Primitive Reflexes

Postural control develops from neurological development under the control of primitive postural reflexes. Primitive reflexes are survival reflexes which develop in-utero and are involuntary muscular movements that originate from the brainstem.  Every primitive, intra-uterine and transitional reflex has a function and once the required function is achieved it should be inhibited by a higher part of the developing brain.  If the reflex is not developed or completely inhibited it will hamper and suppress growth and development.  An immature central nervous system will may then lead to a poor neurological response and this will increasingly hamper the complex learning environment for neurological control and development.

Retained primitive reflexes are typically found in children with neurodevelopment disorders such as ADD/ADHD, sensory processing, autism or other learning disorders, these reflexes can contribute to their symptoms as well as affecting their behavior.

The sensory processing systems that may be affected include auditory, taste, tactile, smell, visual, vestibular and proprioception.

Retention of these reflexes can occur in differing ways, the main area is believed to be involved with child birth.  Since the birth process itself is important in the development and integration of primitive reflexes, a child who experiences a traumatic birth or is delivered by C-section may retain primitive reflexes.  Other causes can include trauma and lack of exploration during development.

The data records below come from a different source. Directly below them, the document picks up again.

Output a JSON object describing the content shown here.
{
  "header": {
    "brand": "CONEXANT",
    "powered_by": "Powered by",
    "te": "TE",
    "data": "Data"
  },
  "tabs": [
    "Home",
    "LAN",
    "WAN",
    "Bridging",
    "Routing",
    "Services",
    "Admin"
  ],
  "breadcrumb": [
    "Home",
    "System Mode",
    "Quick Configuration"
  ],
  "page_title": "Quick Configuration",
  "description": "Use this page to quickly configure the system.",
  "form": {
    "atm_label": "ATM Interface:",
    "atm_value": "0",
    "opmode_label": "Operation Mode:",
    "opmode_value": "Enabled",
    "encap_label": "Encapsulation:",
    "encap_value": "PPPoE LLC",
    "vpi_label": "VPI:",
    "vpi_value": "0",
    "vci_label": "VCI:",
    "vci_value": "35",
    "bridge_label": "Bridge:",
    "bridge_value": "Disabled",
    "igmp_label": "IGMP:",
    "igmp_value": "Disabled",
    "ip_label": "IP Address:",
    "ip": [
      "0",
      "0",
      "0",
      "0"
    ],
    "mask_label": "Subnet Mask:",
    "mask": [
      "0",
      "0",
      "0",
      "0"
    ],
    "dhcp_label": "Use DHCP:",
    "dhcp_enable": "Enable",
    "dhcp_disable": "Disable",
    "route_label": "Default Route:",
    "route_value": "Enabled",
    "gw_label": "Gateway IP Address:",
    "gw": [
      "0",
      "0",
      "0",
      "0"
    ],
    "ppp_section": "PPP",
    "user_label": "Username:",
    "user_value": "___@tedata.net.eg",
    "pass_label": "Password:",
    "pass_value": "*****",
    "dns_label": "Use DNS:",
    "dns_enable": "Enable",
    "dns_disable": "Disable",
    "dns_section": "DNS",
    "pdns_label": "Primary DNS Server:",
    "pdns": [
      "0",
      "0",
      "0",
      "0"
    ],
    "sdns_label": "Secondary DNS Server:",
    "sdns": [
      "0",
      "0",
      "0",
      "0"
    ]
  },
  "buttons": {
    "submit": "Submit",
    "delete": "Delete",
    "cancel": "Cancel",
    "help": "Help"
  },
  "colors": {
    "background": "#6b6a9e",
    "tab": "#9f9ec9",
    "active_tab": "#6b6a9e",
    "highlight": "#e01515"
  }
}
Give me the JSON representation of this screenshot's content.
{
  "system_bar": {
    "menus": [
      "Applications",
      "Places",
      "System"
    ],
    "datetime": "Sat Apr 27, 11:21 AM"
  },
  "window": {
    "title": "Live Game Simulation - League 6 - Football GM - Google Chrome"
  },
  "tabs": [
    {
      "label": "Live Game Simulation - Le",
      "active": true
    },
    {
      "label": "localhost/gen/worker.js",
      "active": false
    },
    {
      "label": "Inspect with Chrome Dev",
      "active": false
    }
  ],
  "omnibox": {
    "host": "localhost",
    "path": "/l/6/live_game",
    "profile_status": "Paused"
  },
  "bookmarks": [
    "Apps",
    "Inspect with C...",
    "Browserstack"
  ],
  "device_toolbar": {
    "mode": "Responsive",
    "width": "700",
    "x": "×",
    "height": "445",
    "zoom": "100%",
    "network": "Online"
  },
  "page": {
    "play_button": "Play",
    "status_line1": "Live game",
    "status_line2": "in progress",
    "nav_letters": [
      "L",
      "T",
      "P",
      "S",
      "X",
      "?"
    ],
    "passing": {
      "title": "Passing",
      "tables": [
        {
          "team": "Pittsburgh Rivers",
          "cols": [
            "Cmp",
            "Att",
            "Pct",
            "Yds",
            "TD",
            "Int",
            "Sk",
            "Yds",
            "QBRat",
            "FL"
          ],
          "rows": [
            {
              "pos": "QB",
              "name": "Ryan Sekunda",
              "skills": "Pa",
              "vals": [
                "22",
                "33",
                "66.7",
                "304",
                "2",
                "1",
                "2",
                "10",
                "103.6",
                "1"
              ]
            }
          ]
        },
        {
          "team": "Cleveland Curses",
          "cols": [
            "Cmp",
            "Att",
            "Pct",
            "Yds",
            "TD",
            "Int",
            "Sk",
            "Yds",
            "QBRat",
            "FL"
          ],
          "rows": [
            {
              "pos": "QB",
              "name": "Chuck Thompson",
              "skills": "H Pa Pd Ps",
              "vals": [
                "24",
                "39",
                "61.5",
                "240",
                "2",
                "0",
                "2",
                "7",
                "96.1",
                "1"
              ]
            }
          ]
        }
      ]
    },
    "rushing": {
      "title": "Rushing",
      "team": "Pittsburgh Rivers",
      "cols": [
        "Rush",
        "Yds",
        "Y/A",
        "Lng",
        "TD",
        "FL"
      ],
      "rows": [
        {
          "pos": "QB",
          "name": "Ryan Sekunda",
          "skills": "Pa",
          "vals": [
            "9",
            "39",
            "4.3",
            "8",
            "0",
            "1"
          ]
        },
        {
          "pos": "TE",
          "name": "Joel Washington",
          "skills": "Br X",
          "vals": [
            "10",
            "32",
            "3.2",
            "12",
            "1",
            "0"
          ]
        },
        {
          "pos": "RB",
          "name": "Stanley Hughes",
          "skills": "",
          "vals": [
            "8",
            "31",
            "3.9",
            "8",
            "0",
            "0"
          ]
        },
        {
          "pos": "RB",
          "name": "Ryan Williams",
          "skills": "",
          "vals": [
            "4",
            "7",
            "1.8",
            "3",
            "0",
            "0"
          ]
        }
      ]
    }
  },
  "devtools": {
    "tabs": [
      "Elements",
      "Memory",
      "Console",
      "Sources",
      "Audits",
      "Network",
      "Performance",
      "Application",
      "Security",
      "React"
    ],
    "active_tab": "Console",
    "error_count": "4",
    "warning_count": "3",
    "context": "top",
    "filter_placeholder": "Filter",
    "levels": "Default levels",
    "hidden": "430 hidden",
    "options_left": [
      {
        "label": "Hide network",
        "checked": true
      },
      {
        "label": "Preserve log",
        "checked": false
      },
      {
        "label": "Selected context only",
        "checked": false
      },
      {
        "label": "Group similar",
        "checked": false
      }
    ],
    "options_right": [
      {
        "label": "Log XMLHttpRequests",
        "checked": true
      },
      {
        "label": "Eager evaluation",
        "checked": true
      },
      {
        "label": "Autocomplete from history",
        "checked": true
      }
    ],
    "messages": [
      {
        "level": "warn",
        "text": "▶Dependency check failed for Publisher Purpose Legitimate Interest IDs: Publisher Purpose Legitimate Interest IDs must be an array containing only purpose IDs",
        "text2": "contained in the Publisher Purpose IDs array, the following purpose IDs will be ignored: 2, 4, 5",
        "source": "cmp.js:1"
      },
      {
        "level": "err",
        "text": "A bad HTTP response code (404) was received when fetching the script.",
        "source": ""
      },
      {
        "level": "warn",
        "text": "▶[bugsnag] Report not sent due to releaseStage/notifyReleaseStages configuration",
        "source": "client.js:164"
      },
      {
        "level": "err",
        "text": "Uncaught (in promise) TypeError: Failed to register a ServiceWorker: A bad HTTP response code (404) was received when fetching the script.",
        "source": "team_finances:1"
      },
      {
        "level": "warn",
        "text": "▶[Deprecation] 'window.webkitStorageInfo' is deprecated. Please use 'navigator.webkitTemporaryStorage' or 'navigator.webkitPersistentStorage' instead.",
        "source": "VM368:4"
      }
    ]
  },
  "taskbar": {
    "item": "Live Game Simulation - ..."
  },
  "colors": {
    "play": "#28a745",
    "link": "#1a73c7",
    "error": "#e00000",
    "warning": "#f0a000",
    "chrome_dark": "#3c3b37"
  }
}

During any of the MyoDynamic assessments retention of such reflexes will be considered and how they can affect the individual.  Integration of such retained reflexes can be achieved within a therapy programme and relevant advice given.  There may be a need to involve a cranial worker who can treat cranial and skeletal instability and therefore help with the integration of these reflexes in order that neurological development delay techniques can help to improve function.